Your instructions:
An exact copy of every entry below is required, and no picture may appear in it.

(Beginning of Data under study)

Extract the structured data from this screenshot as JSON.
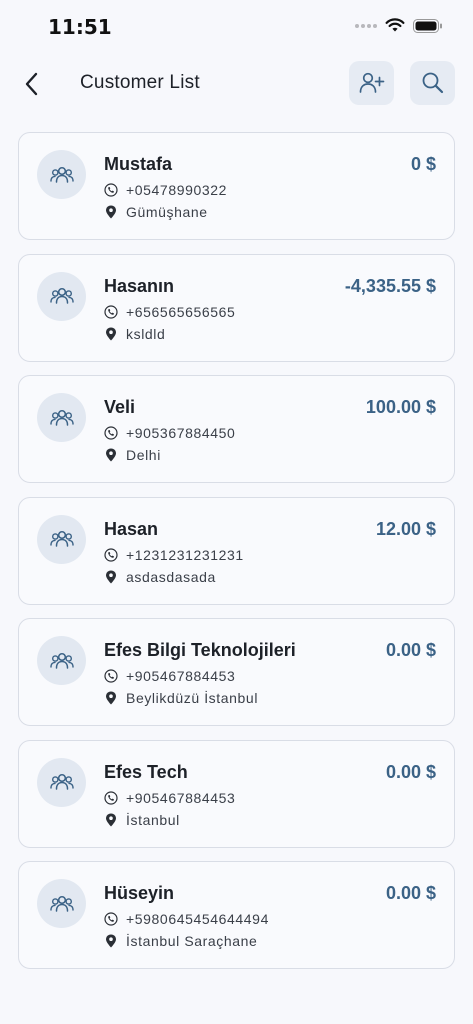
{
  "status_bar": {
    "time": "11:51"
  },
  "header": {
    "title": "Customer List"
  },
  "customers": [
    {
      "name": "Mustafa",
      "phone": "+05478990322",
      "address": "Gümüşhane",
      "balance": "0 $"
    },
    {
      "name": "Hasanın",
      "phone": "+656565656565",
      "address": "ksldld",
      "balance": "-4,335.55 $"
    },
    {
      "name": "Veli",
      "phone": "+905367884450",
      "address": "Delhi",
      "balance": "100.00 $"
    },
    {
      "name": "Hasan",
      "phone": "+1231231231231",
      "address": "asdasdasada",
      "balance": "12.00 $"
    },
    {
      "name": "Efes Bilgi Teknolojileri",
      "phone": "+905467884453",
      "address": "Beylikdüzü İstanbul",
      "balance": "0.00 $"
    },
    {
      "name": "Efes Tech",
      "phone": "+905467884453",
      "address": "İstanbul",
      "balance": "0.00 $"
    },
    {
      "name": "Hüseyin",
      "phone": "+5980645454644494",
      "address": "İstanbul Saraçhane",
      "balance": "0.00 $"
    }
  ],
  "icons": {
    "back": "chevron-left-icon",
    "add_user": "add-user-icon",
    "search": "search-icon",
    "avatar": "users-group-icon",
    "phone": "phone-icon",
    "location": "location-pin-icon"
  },
  "colors": {
    "accent": "#3b6286",
    "background": "#f7f8fc",
    "button_bg": "#e6ebf3"
  }
}
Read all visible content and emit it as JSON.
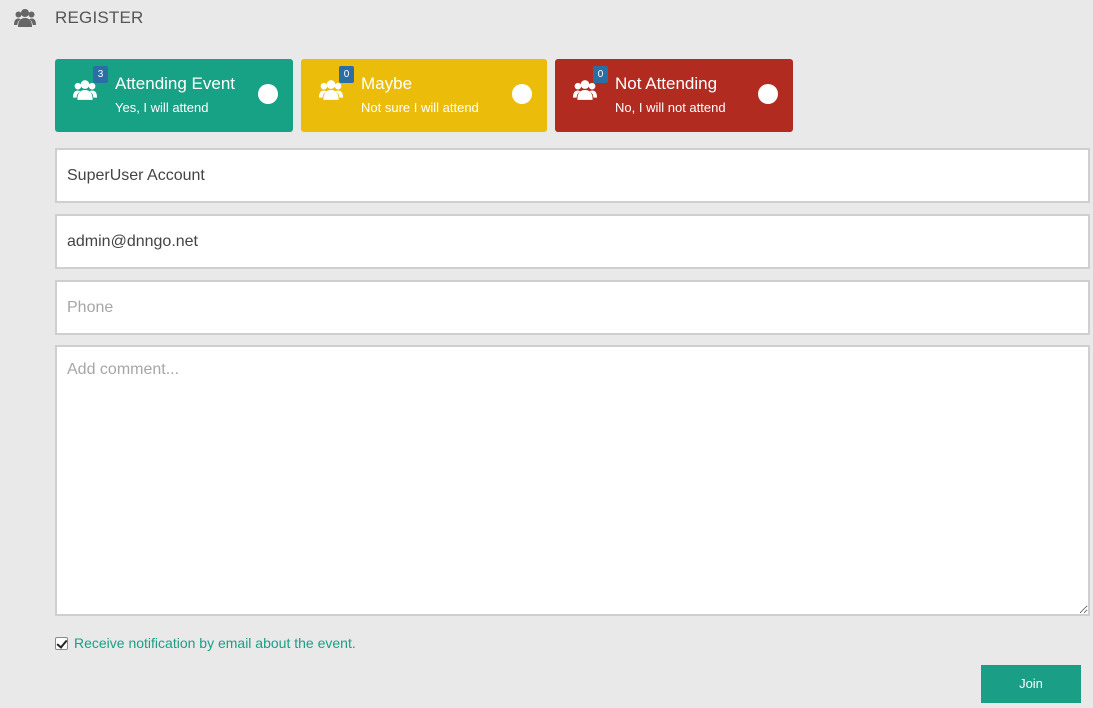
{
  "header": {
    "icon": "users-icon",
    "title": "REGISTER"
  },
  "status_options": [
    {
      "count": "3",
      "title": "Attending Event",
      "subtitle": "Yes, I will attend",
      "icon": "users-icon",
      "color": "#17a185",
      "selected": false
    },
    {
      "count": "0",
      "title": "Maybe",
      "subtitle": "Not sure I will attend",
      "icon": "users-icon",
      "color": "#ebbc09",
      "selected": false
    },
    {
      "count": "0",
      "title": "Not Attending",
      "subtitle": "No, I will not attend",
      "icon": "users-icon",
      "color": "#b22b21",
      "selected": false
    }
  ],
  "form": {
    "name_value": "SuperUser Account",
    "email_value": "admin@dnngo.net",
    "phone_placeholder": "Phone",
    "comment_placeholder": "Add comment..."
  },
  "notification": {
    "checked": true,
    "label": "Receive notification by email about the event."
  },
  "join_label": "Join",
  "colors": {
    "accent": "#1a9f86",
    "badge": "#2b6ea6",
    "background": "#e9e9e9"
  }
}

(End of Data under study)

Exercise answer:
Extract the structured data from this screenshot as JSON.
{
  "status_bar": {
    "time": "11:51"
  },
  "header": {
    "title": "Customer List"
  },
  "customers": [
    {
      "name": "Mustafa",
      "phone": "+05478990322",
      "address": "Gümüşhane",
      "balance": "0 $"
    },
    {
      "name": "Hasanın",
      "phone": "+656565656565",
      "address": "ksldld",
      "balance": "-4,335.55 $"
    },
    {
      "name": "Veli",
      "phone": "+905367884450",
      "address": "Delhi",
      "balance": "100.00 $"
    },
    {
      "name": "Hasan",
      "phone": "+1231231231231",
      "address": "asdasdasada",
      "balance": "12.00 $"
    },
    {
      "name": "Efes Bilgi Teknolojileri",
      "phone": "+905467884453",
      "address": "Beylikdüzü İstanbul",
      "balance": "0.00 $"
    },
    {
      "name": "Efes Tech",
      "phone": "+905467884453",
      "address": "İstanbul",
      "balance": "0.00 $"
    },
    {
      "name": "Hüseyin",
      "phone": "+5980645454644494",
      "address": "İstanbul Saraçhane",
      "balance": "0.00 $"
    }
  ],
  "icons": {
    "back": "chevron-left-icon",
    "add_user": "add-user-icon",
    "search": "search-icon",
    "avatar": "users-group-icon",
    "phone": "phone-icon",
    "location": "location-pin-icon"
  },
  "colors": {
    "accent": "#3b6286",
    "background": "#f7f8fc",
    "button_bg": "#e6ebf3"
  }
}
Read all visible content and emit it as JSON.
{
  "header": {
    "icon": "users-icon",
    "title": "REGISTER"
  },
  "status_options": [
    {
      "count": "3",
      "title": "Attending Event",
      "subtitle": "Yes, I will attend",
      "icon": "users-icon",
      "color": "#17a185",
      "selected": false
    },
    {
      "count": "0",
      "title": "Maybe",
      "subtitle": "Not sure I will attend",
      "icon": "users-icon",
      "color": "#ebbc09",
      "selected": false
    },
    {
      "count": "0",
      "title": "Not Attending",
      "subtitle": "No, I will not attend",
      "icon": "users-icon",
      "color": "#b22b21",
      "selected": false
    }
  ],
  "form": {
    "name_value": "SuperUser Account",
    "email_value": "admin@dnngo.net",
    "phone_placeholder": "Phone",
    "comment_placeholder": "Add comment..."
  },
  "notification": {
    "checked": true,
    "label": "Receive notification by email about the event."
  },
  "join_label": "Join",
  "colors": {
    "accent": "#1a9f86",
    "badge": "#2b6ea6",
    "background": "#e9e9e9"
  }
}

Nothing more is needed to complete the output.